Problem: Select, from the material below, each line with "MyEclipse" in it.

Supplied entries:
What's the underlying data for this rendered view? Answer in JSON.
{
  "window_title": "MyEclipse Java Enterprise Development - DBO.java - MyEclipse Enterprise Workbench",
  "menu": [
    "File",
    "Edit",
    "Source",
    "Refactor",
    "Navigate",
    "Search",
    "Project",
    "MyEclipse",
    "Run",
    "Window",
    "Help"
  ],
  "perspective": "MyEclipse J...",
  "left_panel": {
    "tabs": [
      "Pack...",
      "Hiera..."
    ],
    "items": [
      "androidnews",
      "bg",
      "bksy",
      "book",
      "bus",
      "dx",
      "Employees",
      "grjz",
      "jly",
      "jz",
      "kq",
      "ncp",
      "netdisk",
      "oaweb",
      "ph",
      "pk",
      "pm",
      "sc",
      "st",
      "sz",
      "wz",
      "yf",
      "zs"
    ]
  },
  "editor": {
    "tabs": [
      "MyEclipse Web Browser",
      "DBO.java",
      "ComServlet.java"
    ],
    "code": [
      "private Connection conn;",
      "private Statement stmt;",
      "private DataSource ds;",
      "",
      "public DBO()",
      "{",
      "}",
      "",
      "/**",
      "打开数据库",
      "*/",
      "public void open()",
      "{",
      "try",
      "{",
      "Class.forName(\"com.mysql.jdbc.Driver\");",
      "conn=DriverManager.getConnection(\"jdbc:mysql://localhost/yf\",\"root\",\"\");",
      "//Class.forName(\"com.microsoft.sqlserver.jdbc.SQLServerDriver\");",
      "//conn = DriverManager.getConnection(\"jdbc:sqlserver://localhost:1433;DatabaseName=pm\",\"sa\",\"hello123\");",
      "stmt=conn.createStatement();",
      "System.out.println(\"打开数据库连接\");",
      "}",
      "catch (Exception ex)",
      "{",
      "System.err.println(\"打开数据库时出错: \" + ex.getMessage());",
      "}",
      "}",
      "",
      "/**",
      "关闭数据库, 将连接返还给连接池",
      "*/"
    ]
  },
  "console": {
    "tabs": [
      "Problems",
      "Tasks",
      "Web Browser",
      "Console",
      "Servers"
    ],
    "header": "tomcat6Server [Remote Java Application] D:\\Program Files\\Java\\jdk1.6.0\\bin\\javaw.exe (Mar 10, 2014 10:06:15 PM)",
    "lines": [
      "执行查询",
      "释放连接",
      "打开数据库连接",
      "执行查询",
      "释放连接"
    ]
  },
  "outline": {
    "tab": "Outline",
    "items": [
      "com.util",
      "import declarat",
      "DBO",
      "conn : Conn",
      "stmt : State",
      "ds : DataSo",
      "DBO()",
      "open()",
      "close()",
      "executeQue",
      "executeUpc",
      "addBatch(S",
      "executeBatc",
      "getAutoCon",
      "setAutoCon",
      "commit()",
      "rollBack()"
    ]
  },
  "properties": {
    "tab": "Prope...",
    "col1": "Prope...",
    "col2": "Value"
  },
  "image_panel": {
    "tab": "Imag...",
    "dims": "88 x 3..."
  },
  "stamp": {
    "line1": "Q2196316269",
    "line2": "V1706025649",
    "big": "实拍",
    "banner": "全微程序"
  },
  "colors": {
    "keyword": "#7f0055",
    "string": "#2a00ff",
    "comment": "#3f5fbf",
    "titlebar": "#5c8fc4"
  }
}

Written solution:
  "window_title": "MyEclipse Java Enterprise Development - DBO.java - MyEclipse Enterprise Workbench",
    "MyEclipse",
  "perspective": "MyEclipse J...",
      "MyEclipse Web Browser",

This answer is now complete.